• [DESCRIPTION OF THE TASK]: If a line in the listing below contains "color", return that line.

• [EXERCISE MATERIALS]:
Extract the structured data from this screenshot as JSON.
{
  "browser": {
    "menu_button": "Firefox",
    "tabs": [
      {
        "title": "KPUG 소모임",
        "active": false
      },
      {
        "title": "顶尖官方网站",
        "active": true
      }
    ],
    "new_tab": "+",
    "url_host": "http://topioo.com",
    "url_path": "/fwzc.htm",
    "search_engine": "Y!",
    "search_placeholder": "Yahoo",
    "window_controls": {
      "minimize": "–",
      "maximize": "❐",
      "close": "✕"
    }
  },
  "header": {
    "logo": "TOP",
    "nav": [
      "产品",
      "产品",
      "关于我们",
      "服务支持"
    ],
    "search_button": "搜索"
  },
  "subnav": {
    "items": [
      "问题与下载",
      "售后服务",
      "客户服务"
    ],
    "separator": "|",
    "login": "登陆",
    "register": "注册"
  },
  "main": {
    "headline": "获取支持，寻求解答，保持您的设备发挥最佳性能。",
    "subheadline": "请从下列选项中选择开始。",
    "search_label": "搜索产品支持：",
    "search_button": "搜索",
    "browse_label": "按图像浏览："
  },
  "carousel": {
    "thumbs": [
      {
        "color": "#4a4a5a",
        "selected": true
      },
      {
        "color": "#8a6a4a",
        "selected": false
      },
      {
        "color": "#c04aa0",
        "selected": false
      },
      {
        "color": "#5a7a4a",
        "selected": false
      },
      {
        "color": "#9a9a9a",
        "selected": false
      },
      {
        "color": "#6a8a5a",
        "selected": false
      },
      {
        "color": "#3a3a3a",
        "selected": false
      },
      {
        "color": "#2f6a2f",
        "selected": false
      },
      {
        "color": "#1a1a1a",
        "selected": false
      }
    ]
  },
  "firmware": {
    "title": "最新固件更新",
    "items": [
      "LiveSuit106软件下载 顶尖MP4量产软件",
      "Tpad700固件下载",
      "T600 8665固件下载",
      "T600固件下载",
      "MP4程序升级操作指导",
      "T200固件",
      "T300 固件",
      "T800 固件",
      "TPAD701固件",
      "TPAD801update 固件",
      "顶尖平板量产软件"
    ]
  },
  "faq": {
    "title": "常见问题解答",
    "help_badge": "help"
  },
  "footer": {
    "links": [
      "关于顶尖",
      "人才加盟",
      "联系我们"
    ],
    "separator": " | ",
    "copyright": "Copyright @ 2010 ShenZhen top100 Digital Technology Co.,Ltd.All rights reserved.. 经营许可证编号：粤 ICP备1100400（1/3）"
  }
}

• [FINISHED TASK]:
        "color": "#4a4a5a",
        "color": "#8a6a4a",
        "color": "#c04aa0",
        "color": "#5a7a4a",
        "color": "#9a9a9a",
        "color": "#6a8a5a",
        "color": "#3a3a3a",
        "color": "#2f6a2f",
        "color": "#1a1a1a",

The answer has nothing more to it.